Records from a data source
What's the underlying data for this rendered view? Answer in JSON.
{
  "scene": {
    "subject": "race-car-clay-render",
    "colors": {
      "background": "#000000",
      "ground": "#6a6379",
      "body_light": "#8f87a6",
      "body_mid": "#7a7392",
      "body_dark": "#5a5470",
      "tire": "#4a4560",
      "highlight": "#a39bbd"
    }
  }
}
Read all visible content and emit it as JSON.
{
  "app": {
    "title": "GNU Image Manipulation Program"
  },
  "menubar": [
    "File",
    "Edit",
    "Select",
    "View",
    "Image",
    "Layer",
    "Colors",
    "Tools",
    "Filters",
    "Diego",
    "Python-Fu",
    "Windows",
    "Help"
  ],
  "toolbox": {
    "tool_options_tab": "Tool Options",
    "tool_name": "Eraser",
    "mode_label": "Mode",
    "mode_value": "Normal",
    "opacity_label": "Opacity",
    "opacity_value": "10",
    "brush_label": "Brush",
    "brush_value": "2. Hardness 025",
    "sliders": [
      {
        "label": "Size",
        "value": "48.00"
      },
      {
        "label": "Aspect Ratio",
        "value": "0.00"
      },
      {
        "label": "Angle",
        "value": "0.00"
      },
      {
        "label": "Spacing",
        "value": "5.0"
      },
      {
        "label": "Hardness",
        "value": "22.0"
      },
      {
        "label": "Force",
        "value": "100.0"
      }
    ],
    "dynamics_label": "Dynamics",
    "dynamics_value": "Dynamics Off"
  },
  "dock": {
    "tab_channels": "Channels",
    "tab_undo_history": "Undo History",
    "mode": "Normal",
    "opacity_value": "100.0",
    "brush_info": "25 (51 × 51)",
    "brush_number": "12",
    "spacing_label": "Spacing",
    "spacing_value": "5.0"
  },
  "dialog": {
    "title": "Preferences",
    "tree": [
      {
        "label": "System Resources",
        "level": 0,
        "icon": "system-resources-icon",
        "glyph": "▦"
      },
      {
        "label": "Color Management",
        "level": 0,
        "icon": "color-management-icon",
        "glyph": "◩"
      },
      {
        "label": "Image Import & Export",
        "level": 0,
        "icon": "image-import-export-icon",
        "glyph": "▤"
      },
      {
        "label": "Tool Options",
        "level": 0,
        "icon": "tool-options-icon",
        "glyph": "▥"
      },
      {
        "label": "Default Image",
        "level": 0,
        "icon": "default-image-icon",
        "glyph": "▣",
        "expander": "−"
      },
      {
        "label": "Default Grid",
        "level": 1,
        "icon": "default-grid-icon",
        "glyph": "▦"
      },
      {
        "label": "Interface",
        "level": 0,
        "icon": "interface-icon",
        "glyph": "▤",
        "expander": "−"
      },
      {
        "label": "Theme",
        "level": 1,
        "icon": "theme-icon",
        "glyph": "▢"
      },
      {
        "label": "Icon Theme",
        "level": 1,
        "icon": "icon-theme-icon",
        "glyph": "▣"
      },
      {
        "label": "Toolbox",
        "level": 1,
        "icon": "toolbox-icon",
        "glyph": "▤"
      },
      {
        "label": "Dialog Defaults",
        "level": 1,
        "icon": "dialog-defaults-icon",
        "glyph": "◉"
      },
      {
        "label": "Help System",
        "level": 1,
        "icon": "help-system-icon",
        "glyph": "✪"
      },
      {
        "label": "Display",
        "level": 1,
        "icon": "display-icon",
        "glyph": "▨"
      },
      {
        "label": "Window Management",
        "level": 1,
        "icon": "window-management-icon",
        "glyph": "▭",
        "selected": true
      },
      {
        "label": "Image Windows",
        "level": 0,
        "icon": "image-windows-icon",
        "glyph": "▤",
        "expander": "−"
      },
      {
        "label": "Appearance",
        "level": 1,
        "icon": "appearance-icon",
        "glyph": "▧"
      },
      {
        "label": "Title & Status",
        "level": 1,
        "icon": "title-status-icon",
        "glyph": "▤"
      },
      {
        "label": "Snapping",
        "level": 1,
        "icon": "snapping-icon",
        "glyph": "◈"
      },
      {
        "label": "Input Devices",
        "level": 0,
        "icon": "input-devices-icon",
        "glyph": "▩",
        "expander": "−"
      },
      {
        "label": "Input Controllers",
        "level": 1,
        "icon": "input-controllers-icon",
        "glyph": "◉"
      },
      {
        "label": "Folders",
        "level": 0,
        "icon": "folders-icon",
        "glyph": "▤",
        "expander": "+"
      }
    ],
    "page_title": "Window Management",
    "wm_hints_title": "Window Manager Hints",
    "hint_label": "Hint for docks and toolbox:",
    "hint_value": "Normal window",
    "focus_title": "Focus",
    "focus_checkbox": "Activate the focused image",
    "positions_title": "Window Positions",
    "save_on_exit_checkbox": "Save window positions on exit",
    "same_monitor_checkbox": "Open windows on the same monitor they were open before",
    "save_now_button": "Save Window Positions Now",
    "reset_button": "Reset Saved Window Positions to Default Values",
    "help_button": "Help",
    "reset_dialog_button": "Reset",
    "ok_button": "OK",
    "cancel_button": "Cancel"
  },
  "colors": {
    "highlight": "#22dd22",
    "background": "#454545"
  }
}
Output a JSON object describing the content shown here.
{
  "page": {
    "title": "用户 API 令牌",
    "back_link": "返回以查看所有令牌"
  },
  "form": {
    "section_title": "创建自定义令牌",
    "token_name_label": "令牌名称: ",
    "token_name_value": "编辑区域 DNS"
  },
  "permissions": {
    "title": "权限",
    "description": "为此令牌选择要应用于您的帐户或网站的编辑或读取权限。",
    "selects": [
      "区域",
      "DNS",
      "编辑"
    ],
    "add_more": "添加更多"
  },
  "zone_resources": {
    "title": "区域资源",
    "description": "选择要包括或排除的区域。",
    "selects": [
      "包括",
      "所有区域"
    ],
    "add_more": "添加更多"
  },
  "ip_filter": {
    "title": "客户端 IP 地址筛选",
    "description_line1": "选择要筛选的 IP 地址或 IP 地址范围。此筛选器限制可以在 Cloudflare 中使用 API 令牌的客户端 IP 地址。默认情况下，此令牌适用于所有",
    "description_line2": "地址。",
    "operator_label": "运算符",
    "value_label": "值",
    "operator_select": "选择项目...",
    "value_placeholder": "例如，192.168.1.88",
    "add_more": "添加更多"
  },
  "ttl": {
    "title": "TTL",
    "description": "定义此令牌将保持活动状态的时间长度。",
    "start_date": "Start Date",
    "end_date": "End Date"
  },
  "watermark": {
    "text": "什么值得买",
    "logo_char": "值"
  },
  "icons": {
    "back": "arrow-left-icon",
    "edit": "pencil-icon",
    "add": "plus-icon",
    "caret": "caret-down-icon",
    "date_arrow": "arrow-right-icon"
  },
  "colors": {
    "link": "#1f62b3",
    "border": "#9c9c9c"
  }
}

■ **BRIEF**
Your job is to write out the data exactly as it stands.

■ **WORKED SOLUTION**
What's the underlying data for this rendered view? Answer in JSON.
{
  "scene": {
    "subject": "race-car-clay-render",
    "colors": {
      "background": "#000000",
      "ground": "#6a6379",
      "body_light": "#8f87a6",
      "body_mid": "#7a7392",
      "body_dark": "#5a5470",
      "tire": "#4a4560",
      "highlight": "#a39bbd"
    }
  }
}
Read all visible content and emit it as JSON.
{
  "app": {
    "title": "GNU Image Manipulation Program"
  },
  "menubar": [
    "File",
    "Edit",
    "Select",
    "View",
    "Image",
    "Layer",
    "Colors",
    "Tools",
    "Filters",
    "Diego",
    "Python-Fu",
    "Windows",
    "Help"
  ],
  "toolbox": {
    "tool_options_tab": "Tool Options",
    "tool_name": "Eraser",
    "mode_label": "Mode",
    "mode_value": "Normal",
    "opacity_label": "Opacity",
    "opacity_value": "10",
    "brush_label": "Brush",
    "brush_value": "2. Hardness 025",
    "sliders": [
      {
        "label": "Size",
        "value": "48.00"
      },
      {
        "label": "Aspect Ratio",
        "value": "0.00"
      },
      {
        "label": "Angle",
        "value": "0.00"
      },
      {
        "label": "Spacing",
        "value": "5.0"
      },
      {
        "label": "Hardness",
        "value": "22.0"
      },
      {
        "label": "Force",
        "value": "100.0"
      }
    ],
    "dynamics_label": "Dynamics",
    "dynamics_value": "Dynamics Off"
  },
  "dock": {
    "tab_channels": "Channels",
    "tab_undo_history": "Undo History",
    "mode": "Normal",
    "opacity_value": "100.0",
    "brush_info": "25 (51 × 51)",
    "brush_number": "12",
    "spacing_label": "Spacing",
    "spacing_value": "5.0"
  },
  "dialog": {
    "title": "Preferences",
    "tree": [
      {
        "label": "System Resources",
        "level": 0,
        "icon": "system-resources-icon",
        "glyph": "▦"
      },
      {
        "label": "Color Management",
        "level": 0,
        "icon": "color-management-icon",
        "glyph": "◩"
      },
      {
        "label": "Image Import & Export",
        "level": 0,
        "icon": "image-import-export-icon",
        "glyph": "▤"
      },
      {
        "label": "Tool Options",
        "level": 0,
        "icon": "tool-options-icon",
        "glyph": "▥"
      },
      {
        "label": "Default Image",
        "level": 0,
        "icon": "default-image-icon",
        "glyph": "▣",
        "expander": "−"
      },
      {
        "label": "Default Grid",
        "level": 1,
        "icon": "default-grid-icon",
        "glyph": "▦"
      },
      {
        "label": "Interface",
        "level": 0,
        "icon": "interface-icon",
        "glyph": "▤",
        "expander": "−"
      },
      {
        "label": "Theme",
        "level": 1,
        "icon": "theme-icon",
        "glyph": "▢"
      },
      {
        "label": "Icon Theme",
        "level": 1,
        "icon": "icon-theme-icon",
        "glyph": "▣"
      },
      {
        "label": "Toolbox",
        "level": 1,
        "icon": "toolbox-icon",
        "glyph": "▤"
      },
      {
        "label": "Dialog Defaults",
        "level": 1,
        "icon": "dialog-defaults-icon",
        "glyph": "◉"
      },
      {
        "label": "Help System",
        "level": 1,
        "icon": "help-system-icon",
        "glyph": "✪"
      },
      {
        "label": "Display",
        "level": 1,
        "icon": "display-icon",
        "glyph": "▨"
      },
      {
        "label": "Window Management",
        "level": 1,
        "icon": "window-management-icon",
        "glyph": "▭",
        "selected": true
      },
      {
        "label": "Image Windows",
        "level": 0,
        "icon": "image-windows-icon",
        "glyph": "▤",
        "expander": "−"
      },
      {
        "label": "Appearance",
        "level": 1,
        "icon": "appearance-icon",
        "glyph": "▧"
      },
      {
        "label": "Title & Status",
        "level": 1,
        "icon": "title-status-icon",
        "glyph": "▤"
      },
      {
        "label": "Snapping",
        "level": 1,
        "icon": "snapping-icon",
        "glyph": "◈"
      },
      {
        "label": "Input Devices",
        "level": 0,
        "icon": "input-devices-icon",
        "glyph": "▩",
        "expander": "−"
      },
      {
        "label": "Input Controllers",
        "level": 1,
        "icon": "input-controllers-icon",
        "glyph": "◉"
      },
      {
        "label": "Folders",
        "level": 0,
        "icon": "folders-icon",
        "glyph": "▤",
        "expander": "+"
      }
    ],
    "page_title": "Window Management",
    "wm_hints_title": "Window Manager Hints",
    "hint_label": "Hint for docks and toolbox:",
    "hint_value": "Normal window",
    "focus_title": "Focus",
    "focus_checkbox": "Activate the focused image",
    "positions_title": "Window Positions",
    "save_on_exit_checkbox": "Save window positions on exit",
    "same_monitor_checkbox": "Open windows on the same monitor they were open before",
    "save_now_button": "Save Window Positions Now",
    "reset_button": "Reset Saved Window Positions to Default Values",
    "help_button": "Help",
    "reset_dialog_button": "Reset",
    "ok_button": "OK",
    "cancel_button": "Cancel"
  },
  "colors": {
    "highlight": "#22dd22",
    "background": "#454545"
  }
}
Output a JSON object describing the content shown here.
{
  "page": {
    "title": "用户 API 令牌",
    "back_link": "返回以查看所有令牌"
  },
  "form": {
    "section_title": "创建自定义令牌",
    "token_name_label": "令牌名称: ",
    "token_name_value": "编辑区域 DNS"
  },
  "permissions": {
    "title": "权限",
    "description": "为此令牌选择要应用于您的帐户或网站的编辑或读取权限。",
    "selects": [
      "区域",
      "DNS",
      "编辑"
    ],
    "add_more": "添加更多"
  },
  "zone_resources": {
    "title": "区域资源",
    "description": "选择要包括或排除的区域。",
    "selects": [
      "包括",
      "所有区域"
    ],
    "add_more": "添加更多"
  },
  "ip_filter": {
    "title": "客户端 IP 地址筛选",
    "description_line1": "选择要筛选的 IP 地址或 IP 地址范围。此筛选器限制可以在 Cloudflare 中使用 API 令牌的客户端 IP 地址。默认情况下，此令牌适用于所有",
    "description_line2": "地址。",
    "operator_label": "运算符",
    "value_label": "值",
    "operator_select": "选择项目...",
    "value_placeholder": "例如，192.168.1.88",
    "add_more": "添加更多"
  },
  "ttl": {
    "title": "TTL",
    "description": "定义此令牌将保持活动状态的时间长度。",
    "start_date": "Start Date",
    "end_date": "End Date"
  },
  "watermark": {
    "text": "什么值得买",
    "logo_char": "值"
  },
  "icons": {
    "back": "arrow-left-icon",
    "edit": "pencil-icon",
    "add": "plus-icon",
    "caret": "caret-down-icon",
    "date_arrow": "arrow-right-icon"
  },
  "colors": {
    "link": "#1f62b3",
    "border": "#9c9c9c"
  }
}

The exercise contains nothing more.